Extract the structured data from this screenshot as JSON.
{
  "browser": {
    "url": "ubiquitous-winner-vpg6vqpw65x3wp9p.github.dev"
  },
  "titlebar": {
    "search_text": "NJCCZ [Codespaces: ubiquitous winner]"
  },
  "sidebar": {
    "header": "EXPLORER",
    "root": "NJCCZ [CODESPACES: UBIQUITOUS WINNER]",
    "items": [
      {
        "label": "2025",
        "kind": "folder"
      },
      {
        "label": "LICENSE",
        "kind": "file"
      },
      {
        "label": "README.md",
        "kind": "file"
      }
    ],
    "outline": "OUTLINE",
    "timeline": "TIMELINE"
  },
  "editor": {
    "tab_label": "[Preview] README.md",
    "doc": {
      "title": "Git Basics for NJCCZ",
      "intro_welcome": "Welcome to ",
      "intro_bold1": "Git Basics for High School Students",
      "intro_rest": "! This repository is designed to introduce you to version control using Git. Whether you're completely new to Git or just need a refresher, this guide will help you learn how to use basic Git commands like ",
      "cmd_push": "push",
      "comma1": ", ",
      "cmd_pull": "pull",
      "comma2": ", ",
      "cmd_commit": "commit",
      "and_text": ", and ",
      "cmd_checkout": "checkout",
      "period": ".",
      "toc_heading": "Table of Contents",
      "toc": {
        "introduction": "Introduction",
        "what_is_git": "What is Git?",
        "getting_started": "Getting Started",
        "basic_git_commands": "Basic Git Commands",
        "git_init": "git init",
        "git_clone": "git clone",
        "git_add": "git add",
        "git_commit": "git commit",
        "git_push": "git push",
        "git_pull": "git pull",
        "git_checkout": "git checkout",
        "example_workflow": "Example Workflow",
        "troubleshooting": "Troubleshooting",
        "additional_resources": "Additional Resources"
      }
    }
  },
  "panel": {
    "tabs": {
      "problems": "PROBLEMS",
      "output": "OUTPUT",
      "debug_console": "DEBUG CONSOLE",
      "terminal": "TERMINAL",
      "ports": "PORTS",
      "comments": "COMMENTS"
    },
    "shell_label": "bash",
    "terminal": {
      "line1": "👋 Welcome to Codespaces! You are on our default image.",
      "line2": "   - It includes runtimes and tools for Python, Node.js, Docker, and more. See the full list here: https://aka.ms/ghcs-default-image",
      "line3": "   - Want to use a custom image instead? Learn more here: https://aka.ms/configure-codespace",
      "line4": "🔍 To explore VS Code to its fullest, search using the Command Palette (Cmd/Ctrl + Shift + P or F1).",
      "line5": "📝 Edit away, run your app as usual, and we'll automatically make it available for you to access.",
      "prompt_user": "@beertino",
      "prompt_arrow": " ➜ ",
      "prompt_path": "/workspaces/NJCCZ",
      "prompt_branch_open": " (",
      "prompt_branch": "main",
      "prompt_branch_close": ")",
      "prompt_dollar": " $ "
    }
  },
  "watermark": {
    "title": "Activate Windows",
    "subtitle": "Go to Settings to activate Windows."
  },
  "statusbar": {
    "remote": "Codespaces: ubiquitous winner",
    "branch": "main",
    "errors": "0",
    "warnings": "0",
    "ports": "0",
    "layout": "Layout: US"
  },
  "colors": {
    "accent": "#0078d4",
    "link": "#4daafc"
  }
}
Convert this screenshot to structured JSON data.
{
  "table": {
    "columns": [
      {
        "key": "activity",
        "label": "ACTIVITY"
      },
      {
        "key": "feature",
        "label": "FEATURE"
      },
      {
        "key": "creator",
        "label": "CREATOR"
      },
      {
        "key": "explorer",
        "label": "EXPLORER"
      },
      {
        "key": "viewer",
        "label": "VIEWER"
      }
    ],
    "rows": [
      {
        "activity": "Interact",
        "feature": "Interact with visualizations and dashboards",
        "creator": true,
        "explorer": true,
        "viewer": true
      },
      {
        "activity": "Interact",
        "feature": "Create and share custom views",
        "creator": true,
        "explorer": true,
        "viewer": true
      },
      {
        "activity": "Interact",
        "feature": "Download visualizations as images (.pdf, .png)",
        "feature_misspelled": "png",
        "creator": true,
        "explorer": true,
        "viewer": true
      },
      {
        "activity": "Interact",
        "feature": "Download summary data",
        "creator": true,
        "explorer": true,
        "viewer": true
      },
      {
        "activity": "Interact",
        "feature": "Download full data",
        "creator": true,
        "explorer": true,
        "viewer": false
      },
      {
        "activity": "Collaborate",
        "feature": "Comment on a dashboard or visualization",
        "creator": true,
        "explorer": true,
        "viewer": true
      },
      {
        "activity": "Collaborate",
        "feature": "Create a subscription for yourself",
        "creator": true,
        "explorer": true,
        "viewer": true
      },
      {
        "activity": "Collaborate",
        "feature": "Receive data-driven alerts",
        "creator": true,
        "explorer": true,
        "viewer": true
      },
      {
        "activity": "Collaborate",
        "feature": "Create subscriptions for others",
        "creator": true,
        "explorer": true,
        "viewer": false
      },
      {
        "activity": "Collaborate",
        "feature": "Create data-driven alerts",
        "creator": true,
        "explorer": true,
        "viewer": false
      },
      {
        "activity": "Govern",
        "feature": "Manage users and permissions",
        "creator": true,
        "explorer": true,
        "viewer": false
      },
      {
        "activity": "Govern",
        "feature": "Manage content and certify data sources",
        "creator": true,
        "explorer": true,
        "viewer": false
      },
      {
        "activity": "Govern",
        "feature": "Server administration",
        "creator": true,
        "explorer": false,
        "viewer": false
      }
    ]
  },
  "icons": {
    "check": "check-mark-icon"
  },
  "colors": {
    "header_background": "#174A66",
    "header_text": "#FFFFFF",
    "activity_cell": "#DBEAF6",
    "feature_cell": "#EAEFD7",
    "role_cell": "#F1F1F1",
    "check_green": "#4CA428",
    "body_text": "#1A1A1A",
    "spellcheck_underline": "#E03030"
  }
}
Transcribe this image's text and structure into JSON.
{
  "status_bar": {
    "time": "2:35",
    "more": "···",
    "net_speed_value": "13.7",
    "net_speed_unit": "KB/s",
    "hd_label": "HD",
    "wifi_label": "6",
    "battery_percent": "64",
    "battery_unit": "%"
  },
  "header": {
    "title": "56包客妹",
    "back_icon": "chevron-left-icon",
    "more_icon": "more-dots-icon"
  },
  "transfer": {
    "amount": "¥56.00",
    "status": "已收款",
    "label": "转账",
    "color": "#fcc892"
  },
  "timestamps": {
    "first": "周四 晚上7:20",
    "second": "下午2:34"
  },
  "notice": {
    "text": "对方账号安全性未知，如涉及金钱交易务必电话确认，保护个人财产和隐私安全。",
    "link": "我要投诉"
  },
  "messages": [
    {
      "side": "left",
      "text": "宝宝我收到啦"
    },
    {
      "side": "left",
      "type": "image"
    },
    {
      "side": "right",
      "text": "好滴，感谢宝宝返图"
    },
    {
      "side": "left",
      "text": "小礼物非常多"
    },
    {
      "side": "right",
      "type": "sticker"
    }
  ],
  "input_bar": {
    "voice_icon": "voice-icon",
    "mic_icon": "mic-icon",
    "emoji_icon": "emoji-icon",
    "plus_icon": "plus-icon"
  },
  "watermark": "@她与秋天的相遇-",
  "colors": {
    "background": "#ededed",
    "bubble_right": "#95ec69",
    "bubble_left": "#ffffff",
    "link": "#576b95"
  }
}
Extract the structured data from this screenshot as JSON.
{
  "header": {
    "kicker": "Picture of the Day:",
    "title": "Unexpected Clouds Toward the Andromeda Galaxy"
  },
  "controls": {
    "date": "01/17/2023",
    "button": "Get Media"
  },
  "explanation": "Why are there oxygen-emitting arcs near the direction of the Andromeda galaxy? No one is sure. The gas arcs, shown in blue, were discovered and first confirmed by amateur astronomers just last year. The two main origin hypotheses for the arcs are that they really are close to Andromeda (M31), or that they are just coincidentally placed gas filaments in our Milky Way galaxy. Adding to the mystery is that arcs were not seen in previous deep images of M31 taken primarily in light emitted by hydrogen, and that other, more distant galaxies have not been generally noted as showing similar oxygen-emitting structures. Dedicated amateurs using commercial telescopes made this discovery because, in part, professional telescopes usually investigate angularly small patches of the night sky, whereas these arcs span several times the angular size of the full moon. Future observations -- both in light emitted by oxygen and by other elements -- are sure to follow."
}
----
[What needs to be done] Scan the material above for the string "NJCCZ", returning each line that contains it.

[Your solution]
    "search_text": "NJCCZ [Codespaces: ubiquitous winner]"
    "root": "NJCCZ [CODESPACES: UBIQUITOUS WINNER]",
      "title": "Git Basics for NJCCZ",
      "prompt_path": "/workspaces/NJCCZ",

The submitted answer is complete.